With their ninth album, Choice of Weapon, The Cult are back with a vengeance. After the lackluster reception to 2007’s Born Into This. With the aid of co-producers Chris Goss and Bob Rock, the band returns to their urgent, fiery best. After all, Rock did produce Sonic Temple. 1994’s The Cult and the criminally under rated Beyond Good and Evil.
Singer Ian Astbury is back at his shamanistic best. His vocals, now deeper and more controlled, have urgency to them. His lyrics, derived from Native American mythology, Buddhist teachings and plain old life experience have taken on a maturity that alternately soothes and provokes. Billy Duffy’s rousing guitar work is at its blistering, seductive best on tracks like Lucifer and The Wolf.
The adrenaline-pumping rhythm of “Honey from a Knife” starts off the album, abetted by James Edwards’ chugging piano and the background vocal chant “We got the drugs”. Ian channels Jim Morrison in Pale Horse (which reminds me a bit of “King Contrary Man from Electric), and the hopeful poetry of “Elemental Light.” For the Animals, the first single, barrels through your speakers (or iPod) like a force of nature. The driving immediacy of “Amnesia” recalls the Stooges’ Raw Power.
The hallmark of the band has always been the unique chemistry between vocalist Astbury and guitarist Billy Duffy. Duffy’s earthy riffs meet Astbury’s pontificating shaman head-on, and the combination has produced some iconic sounds since 1983. And this is one band that’s never fit into a neat little genre. They wore make-up and sported poufy hair during the Love-era and before, but they were new wave? Nope, not with that guitar sound. With the Rick Rubin-produced Electric, they were heavy, but not heavy metal –the lyrics were too hippie-ish. Even Sonic Temple, released during the waning days of the hair band era, was too smart to be lumped in with other hard rock albums touted by MTV circa 1990. Fans who’ve stuck with the band for better or worse will find Choice of Weapon as aggressive as Electric and as lyrically thought-provoking as The Cult.
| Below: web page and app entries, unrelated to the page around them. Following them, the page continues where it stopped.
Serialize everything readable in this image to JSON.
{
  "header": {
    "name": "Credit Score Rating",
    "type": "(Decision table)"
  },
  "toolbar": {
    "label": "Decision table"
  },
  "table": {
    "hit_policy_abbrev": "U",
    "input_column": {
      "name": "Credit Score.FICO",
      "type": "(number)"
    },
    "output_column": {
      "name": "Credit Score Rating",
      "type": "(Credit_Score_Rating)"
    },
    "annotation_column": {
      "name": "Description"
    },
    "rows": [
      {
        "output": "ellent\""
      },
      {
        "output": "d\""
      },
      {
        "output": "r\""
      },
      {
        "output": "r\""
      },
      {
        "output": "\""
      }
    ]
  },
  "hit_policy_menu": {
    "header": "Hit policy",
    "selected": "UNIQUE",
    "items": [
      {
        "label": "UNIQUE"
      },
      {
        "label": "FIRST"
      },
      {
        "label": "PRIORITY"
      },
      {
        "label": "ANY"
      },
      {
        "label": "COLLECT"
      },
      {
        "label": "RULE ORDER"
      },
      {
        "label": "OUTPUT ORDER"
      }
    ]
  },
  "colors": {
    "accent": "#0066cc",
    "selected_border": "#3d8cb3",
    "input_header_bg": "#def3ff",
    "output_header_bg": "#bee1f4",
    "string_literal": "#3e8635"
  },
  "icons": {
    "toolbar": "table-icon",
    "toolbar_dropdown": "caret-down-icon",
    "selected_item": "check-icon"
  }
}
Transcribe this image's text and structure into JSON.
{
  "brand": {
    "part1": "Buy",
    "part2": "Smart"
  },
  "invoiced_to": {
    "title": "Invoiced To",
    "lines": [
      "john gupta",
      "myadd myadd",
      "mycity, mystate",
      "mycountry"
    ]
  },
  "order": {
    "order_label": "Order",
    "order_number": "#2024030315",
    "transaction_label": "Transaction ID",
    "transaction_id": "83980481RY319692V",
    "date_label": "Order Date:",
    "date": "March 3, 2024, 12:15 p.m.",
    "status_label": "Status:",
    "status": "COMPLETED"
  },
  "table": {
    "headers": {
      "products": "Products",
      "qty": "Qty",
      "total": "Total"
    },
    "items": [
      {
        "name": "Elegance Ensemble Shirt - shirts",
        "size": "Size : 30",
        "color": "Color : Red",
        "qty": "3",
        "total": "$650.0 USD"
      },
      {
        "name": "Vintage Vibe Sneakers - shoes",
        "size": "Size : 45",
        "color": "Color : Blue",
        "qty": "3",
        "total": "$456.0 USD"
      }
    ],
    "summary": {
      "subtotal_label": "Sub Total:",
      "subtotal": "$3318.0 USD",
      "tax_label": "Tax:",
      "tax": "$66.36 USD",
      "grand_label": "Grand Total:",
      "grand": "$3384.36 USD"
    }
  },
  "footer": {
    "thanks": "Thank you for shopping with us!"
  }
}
Even younger metal (and punk) fans will appreciate Choice of Weapon’s take-no-prisoners approach. Against Me and Icarus Line are opening their L.A. show, and the snarling, passionate riffs of Choice of Weapon are just as aggressive as those younger fans are used to. This album has a ramped-up, renovated sound. It’s not hard rock nostalgia for fans who prefer their music in an unaltered state, regardless of the year.
The Cult’s line-up has remained steady since 2007, with John Tempesta on drums, Chris Wyse on bass and touring rhythm guitarist Mike Dimkich. The band’s U.S. tour runs now through June 23rd, with the final “Hometown” show at the Hollywood Palladium. A European tour follows in July and August.